“They’re doing very well,” he said.

Like Debevc, he’s watching the weather and thinking about the future. Hot, dry conditions help red wines, he said, but they’re not so good for the fruit and berry wines Breitenbach and many other Midwestern wineries offer.

“Certainly, here in Ohio, and northern Ohio, and the Midwest, I think our heat days are increasing, our sun days are increasing,” Bixler said. “I think it is a permanent thing.”

At the Stone Hill Winery he manages in Hermann, Jon Held worries the drought “might be the new normal,” leaving him mulling investing perhaps $1,500 an acre for more irrigation as a hedge. But at least for this year in the winery’s 190-acre vineyard, he said, “it’s going to be an OK quality season, and you may actually have stellar quality on some varieties,” notably among reds.

In Michigan, where Great Lakes breezes and hilly terrain nurture a rapidly growing wine industry, grapes seem to be one of the few success stories in a disastrous year for most fruit crops. An early hot spell followed by April freezes ruined most of Michigan’s tart cherries, apples and other orchard fruits.

But grapevines emerged from dormancy and sprouted buds after the cold snap ended, and the dry summer protected the vines from diseases that run rampant when it’s too rainy.

“I say it reluctantly, and knock on wood, but it’s been a great year so far,” said Mark Johnson, winemaker at Chateau Chantal winery on Traverse City’s Old Mission Peninsula.

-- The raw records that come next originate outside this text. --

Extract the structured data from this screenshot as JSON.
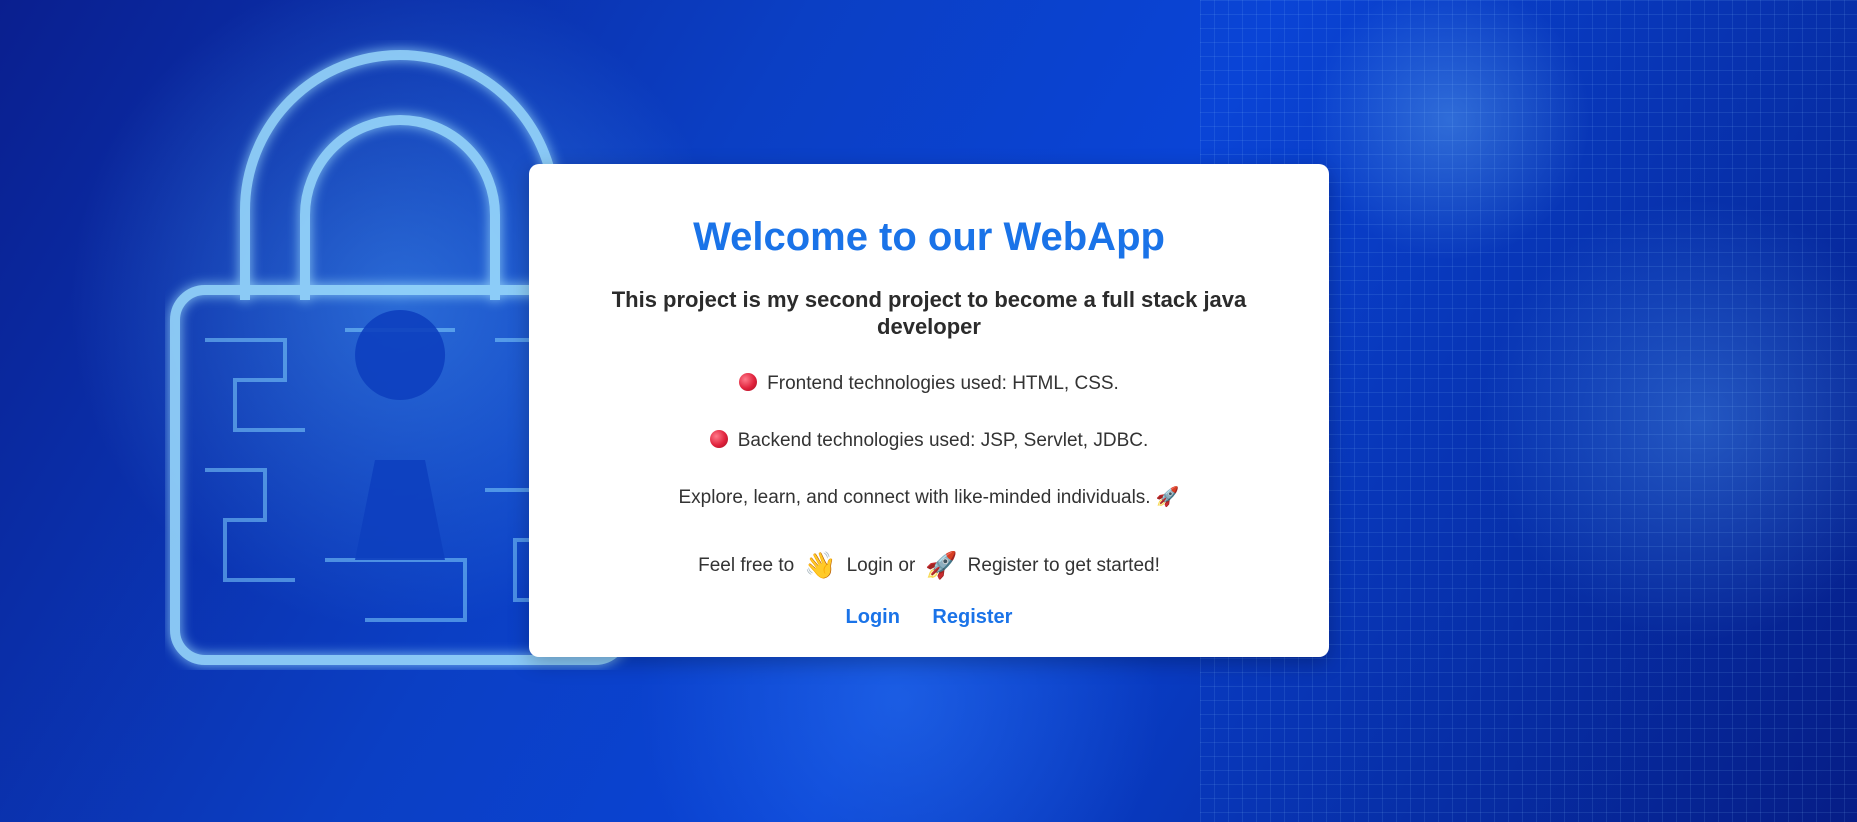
{
  "card": {
    "title": "Welcome to our WebApp",
    "subtitle": "This project is my second project to become a full stack java developer",
    "frontend": "Frontend technologies used: HTML, CSS.",
    "backend": "Backend technologies used: JSP, Servlet, JDBC.",
    "explore": "Explore, learn, and connect with like-minded individuals. 🚀",
    "cta_prefix": "Feel free to",
    "cta_login": "Login or",
    "cta_register": "Register to get started!",
    "wave_emoji": "👋",
    "rocket_emoji": "🚀"
  },
  "links": {
    "login": "Login",
    "register": "Register"
  },
  "colors": {
    "accent": "#1a73e8",
    "card_bg": "#ffffff",
    "bullet": "#e0223c"
  },
  "icons": {
    "bullet": "red-circle-icon",
    "wave": "waving-hand-icon",
    "rocket": "rocket-icon",
    "background": "padlock-circuit-background"
  }
}
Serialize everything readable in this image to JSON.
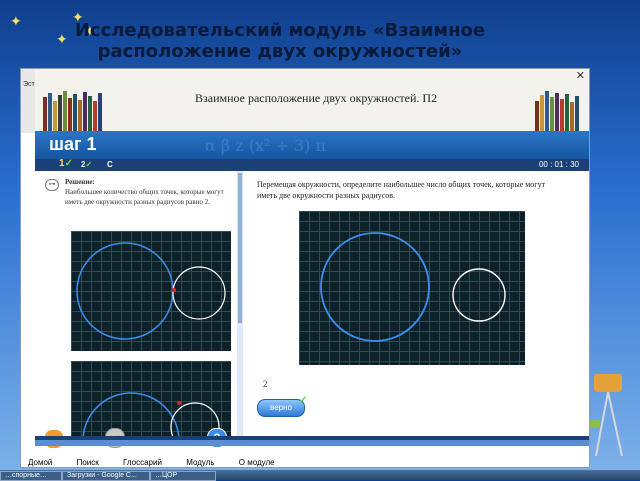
{
  "slide": {
    "title_line1": "Исследовательский модуль «Взаимное",
    "title_line2": "расположение двух окружностей»"
  },
  "window": {
    "title": "Взаимное расположение двух окружностей. П2",
    "close_label": "✕",
    "left_strip_label": "Эст"
  },
  "step": {
    "label_word": "шаг",
    "label_number": "1",
    "step1": "1",
    "step1_check": "✓",
    "step2": "2",
    "step2_check": "✓",
    "step3": "С",
    "timer": "00 : 01 : 30"
  },
  "solution": {
    "heading": "Решение:",
    "text": "Наибольшее количество общих точек, которые могут иметь две окружности разных радиусов равно 2."
  },
  "task": {
    "text": "Перемещая окружности, определите наибольшее число общих точек, которые могут иметь две окружности разных радиусов.",
    "answer": "2",
    "verify_label": "верно",
    "verify_check": "✓"
  },
  "buttons": {
    "help": "?",
    "key": "⊶"
  },
  "menu": {
    "items": [
      "Домой",
      "Поиск",
      "Глоссарий",
      "Модуль",
      "О модуле"
    ]
  },
  "taskbar": {
    "items": [
      "…спорные…",
      "Загрузки - Google C...",
      "…ЦОР"
    ]
  },
  "colors": {
    "grid_bg": "#0e2128",
    "circle_blue": "#3d8ef0",
    "circle_white": "#ffffff",
    "intersection": "#e02020",
    "header_blue": "#15569f"
  }
}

Associated Press writers John Flesher in Traverse City, Mich., and Barbara Rodriguez in Columbus, Ohio, contributed to this report.


Welcome to our future store and blog!

It’s been in the works for a while and soon you’ll be able to buy our wine and gift items online! Along with that we’ll have posts about events and other happenings around town. There’s a lot more but you’ll just have to stop by from time to time to see what we’re up to. Of course you probably already know that we feature live entertainment on the weekends. If you take a look at the sidebar you’ll notice the calendar. Hover over a date and you’ll see who’s playin’ and when. Of course in the meantime you can visit our main site which is OakGlenn.Com for more information about our wines, winery, history and so on.

Thanks for stopping by….